California Utility Exceeds 20 Percent Renewable Energy Use
Southern California Edison (SCE) drew on renewable energy resources for 23 percent of its power in June and 22 percent of its power in May, achieving the state's 20-percent renewable energy requirement 14 years early. Approximately 150 independent power producers now supply the utility with more than 13 billion kilowatt-hours of electricity each year. But SCE is not stopping there: the utility also released a Request for Proposals (RFP) seeking new contracts for up to 20 years of power from renewable energy sources. See the press release from SCE's parent company, Edison International.
Responses to SCE's RFP are due on September 23rd. SCE aims to obtain final approval for any power agreements by the end of April, 2004. See the SCE RFP.
According to the Database of State Incentives for Renewable Energy (DSIRE), 14 states now have rules requiring that a certain percentage the state's electricity come from renewable energy sources—an approach called a renewable portfolio standard. California enacted its law in September 2002, and the law became effective at the start of this year. See the DSIRE Web site.
The news from SCE appears to verify a California Energy Commission (CEC) statement that the state will have no problem meeting its 20-percent standard by 2017. According to the CEC, the 20-percent standard could be largely achieved by projects that have already been proposed. As one example, in early August the CEC staff released the first part of its final staff assessment for a new 185-megawatt geothermal power plant. So far, the CEC staff's assessment of the project, called Salton Sea Unit 6, is favorable.
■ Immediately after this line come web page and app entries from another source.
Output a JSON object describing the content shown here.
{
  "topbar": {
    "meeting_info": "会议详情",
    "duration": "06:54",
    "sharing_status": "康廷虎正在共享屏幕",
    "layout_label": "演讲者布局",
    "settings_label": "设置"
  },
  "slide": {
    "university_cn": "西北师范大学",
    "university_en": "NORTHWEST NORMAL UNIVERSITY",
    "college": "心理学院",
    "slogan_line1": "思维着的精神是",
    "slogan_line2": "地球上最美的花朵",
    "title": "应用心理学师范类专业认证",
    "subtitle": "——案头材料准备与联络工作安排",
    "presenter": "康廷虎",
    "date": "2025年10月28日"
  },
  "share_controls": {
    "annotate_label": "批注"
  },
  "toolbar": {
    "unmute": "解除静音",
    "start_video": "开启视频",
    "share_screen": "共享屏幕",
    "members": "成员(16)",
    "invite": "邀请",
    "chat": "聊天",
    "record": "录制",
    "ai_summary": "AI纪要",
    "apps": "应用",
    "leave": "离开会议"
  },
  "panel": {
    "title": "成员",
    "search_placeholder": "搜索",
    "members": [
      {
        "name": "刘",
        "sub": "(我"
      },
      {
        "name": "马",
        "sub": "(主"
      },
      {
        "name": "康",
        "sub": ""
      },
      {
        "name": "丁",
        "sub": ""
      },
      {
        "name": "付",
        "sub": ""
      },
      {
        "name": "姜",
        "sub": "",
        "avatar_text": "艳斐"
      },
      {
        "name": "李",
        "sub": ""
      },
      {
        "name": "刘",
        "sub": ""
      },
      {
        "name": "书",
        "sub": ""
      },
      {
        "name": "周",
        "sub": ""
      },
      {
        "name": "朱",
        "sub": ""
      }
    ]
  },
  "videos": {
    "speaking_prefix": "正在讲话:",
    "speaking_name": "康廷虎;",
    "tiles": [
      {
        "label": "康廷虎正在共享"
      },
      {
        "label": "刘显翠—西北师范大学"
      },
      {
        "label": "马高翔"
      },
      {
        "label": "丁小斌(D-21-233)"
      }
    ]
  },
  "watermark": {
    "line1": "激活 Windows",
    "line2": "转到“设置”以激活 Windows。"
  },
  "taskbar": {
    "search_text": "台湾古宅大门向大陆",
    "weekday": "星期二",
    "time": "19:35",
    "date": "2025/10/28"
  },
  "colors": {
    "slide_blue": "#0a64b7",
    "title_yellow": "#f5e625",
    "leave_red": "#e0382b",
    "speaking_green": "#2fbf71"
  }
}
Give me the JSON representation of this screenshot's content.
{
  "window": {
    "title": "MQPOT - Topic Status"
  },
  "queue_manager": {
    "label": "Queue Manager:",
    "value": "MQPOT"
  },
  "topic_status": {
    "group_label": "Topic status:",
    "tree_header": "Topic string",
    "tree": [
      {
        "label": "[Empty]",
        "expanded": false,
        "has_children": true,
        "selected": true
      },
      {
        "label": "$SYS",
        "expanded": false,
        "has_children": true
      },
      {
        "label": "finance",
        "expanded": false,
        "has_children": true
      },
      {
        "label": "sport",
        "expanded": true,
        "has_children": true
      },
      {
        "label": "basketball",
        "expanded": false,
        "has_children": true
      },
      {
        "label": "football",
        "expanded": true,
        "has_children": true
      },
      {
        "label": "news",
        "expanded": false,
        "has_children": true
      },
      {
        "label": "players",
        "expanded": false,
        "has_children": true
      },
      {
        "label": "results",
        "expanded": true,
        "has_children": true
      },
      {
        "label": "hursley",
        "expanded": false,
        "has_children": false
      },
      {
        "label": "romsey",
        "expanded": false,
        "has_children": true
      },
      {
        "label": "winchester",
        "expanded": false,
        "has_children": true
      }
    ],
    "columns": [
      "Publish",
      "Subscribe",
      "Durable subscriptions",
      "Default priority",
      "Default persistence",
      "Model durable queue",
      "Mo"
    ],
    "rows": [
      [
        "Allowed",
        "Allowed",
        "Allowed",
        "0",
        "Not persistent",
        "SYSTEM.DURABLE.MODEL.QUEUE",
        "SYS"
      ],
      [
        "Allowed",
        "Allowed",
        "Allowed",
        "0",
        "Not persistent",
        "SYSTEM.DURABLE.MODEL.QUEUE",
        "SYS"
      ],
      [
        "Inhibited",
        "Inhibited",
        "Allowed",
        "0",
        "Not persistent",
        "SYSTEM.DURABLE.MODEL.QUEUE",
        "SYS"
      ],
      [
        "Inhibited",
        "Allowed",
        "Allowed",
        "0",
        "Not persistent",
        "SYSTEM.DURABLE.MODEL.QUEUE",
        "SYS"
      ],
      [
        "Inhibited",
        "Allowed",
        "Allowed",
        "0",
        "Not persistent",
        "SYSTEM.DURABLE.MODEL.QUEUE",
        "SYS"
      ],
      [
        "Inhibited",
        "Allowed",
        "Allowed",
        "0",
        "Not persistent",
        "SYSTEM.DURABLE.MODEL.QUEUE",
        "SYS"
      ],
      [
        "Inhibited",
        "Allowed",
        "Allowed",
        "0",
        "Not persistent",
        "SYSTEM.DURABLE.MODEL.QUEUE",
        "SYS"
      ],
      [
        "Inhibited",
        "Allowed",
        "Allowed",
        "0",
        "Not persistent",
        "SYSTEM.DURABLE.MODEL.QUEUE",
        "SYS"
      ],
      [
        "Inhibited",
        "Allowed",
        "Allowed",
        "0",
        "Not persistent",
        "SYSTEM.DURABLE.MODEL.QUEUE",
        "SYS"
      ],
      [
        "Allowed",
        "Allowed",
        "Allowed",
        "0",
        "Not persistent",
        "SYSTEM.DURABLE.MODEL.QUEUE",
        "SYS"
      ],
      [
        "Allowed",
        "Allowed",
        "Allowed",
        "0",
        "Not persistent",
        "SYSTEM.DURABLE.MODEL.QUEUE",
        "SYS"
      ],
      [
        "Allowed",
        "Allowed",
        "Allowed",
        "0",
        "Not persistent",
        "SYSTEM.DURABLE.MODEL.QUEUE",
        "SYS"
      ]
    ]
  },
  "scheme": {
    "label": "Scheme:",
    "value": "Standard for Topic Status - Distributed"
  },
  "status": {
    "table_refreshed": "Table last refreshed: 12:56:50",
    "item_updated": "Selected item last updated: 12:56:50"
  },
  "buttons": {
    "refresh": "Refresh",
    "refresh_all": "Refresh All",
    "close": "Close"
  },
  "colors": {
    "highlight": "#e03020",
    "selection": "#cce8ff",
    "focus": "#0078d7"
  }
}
If approved and built, the Salton Sea plant will be the largest geothermal power plant in the United States. See the July 10th and August 5th press releases from the CEC.